Issue 11 Vivid
Colour to dye for
"WHEN I COOK I TEND TO USE the recipe as a guide and intuitively judge proportions and combinations of ingredients. This method can lead to unexpected and intriguing results, although the downside is that they are rarely repeatable. I enjoy the physicality and spontaneity of the process – it’s similar to working with textiles. The boiling up of vegetable matter and the anticipation, especially if it is material one has grown and harvested, is similarly satisfying. In this issue we focus on natural dyes. Stephen Szczepanek introduces us to the alchemy of Sachio Yoshioka, a master dyer whose skills have diverse applications from a Chanel lipstick to religious artifacts.

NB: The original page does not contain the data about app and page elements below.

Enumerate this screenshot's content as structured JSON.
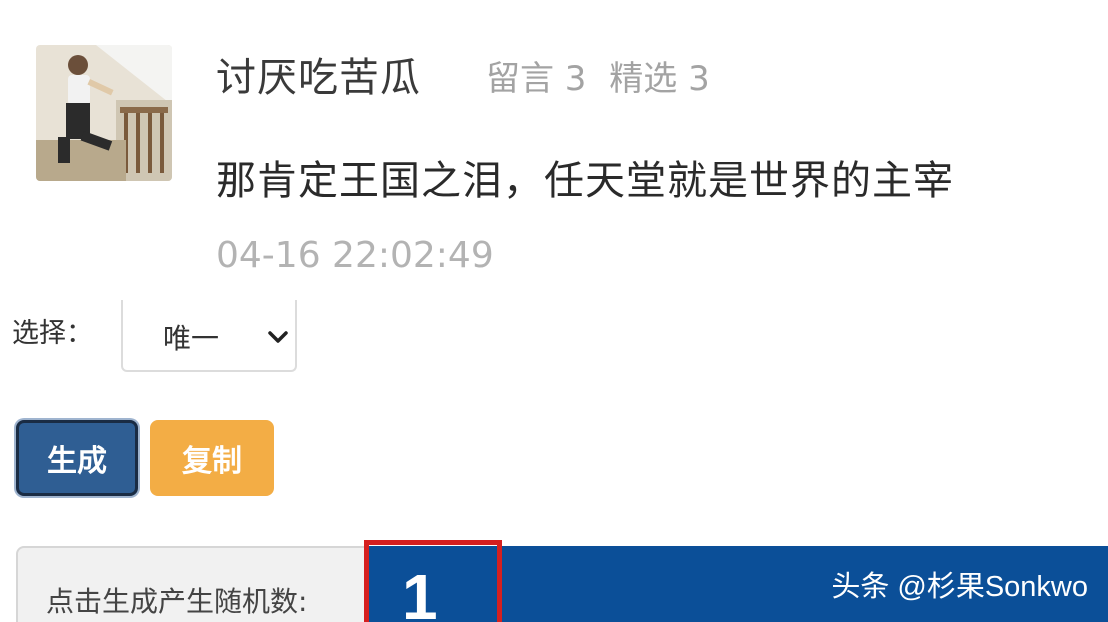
{
  "comment_card": {
    "username": "讨厌吃苦瓜",
    "stats": {
      "messages_label": "留言 3",
      "featured_label": "精选 3"
    },
    "text": "那肯定王国之泪，任天堂就是世界的主宰",
    "timestamp": "04-16 22:02:49"
  },
  "form": {
    "select_label": "选择：",
    "select_value": "唯一",
    "generate_label": "生成",
    "copy_label": "复制",
    "result_label": "点击生成产生随机数:",
    "result_value": "1"
  },
  "watermark": "头条 @杉果Sonkwo",
  "colors": {
    "generate_button": "#2f5e93",
    "copy_button": "#f3ad45",
    "result_bar": "#0b4f98",
    "highlight_border": "#d52020"
  }
}
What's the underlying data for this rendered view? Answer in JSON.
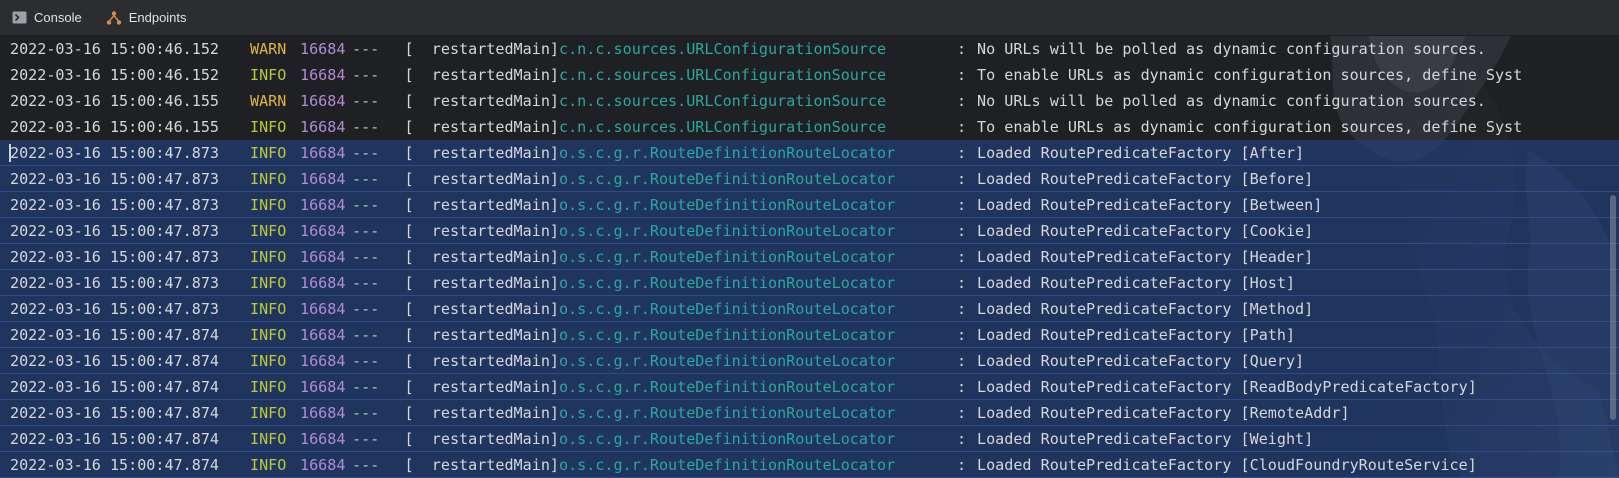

In mediaeval societies it was the men who were the embroiderers, weavers and dyers. By accident rather than design we have filled our issue devoted to colour and dye with men! We look at three men who work with fabric: David Weir, the Director of the Dovecot in Edinburgh; Mark Pollack in New York; and Nigel Atkinson in London. We also feature the work of several talented Japanese men, including Yohji Yamamoto and Akihiko Izukura.
If one were to do a poll of the general population and enquire what was their favourite colour, chances are the overwhelming response would be blue. There is something about blue that calms the soul, and of all blues indigo has a special charm. Pulling yarn from a vat of indigo and watching it turn from acid yellow through green to turquoise and then to the richest of blues is just about as close to magic as one can get. Gracie Burnett experienced that beauty in a corner of China. Of course indigo is not the only blue, and Jenny Balfour-Paul reminds us of the rich European tradition that surrounds the production of woad. Of equal importance in the ancient world was madder, now used in the furnishing fabrics of Les Indiennesand put to an unexpected use in the dyeing of cricket balls."
Polly Leonard, Founder, Selvedge Magazine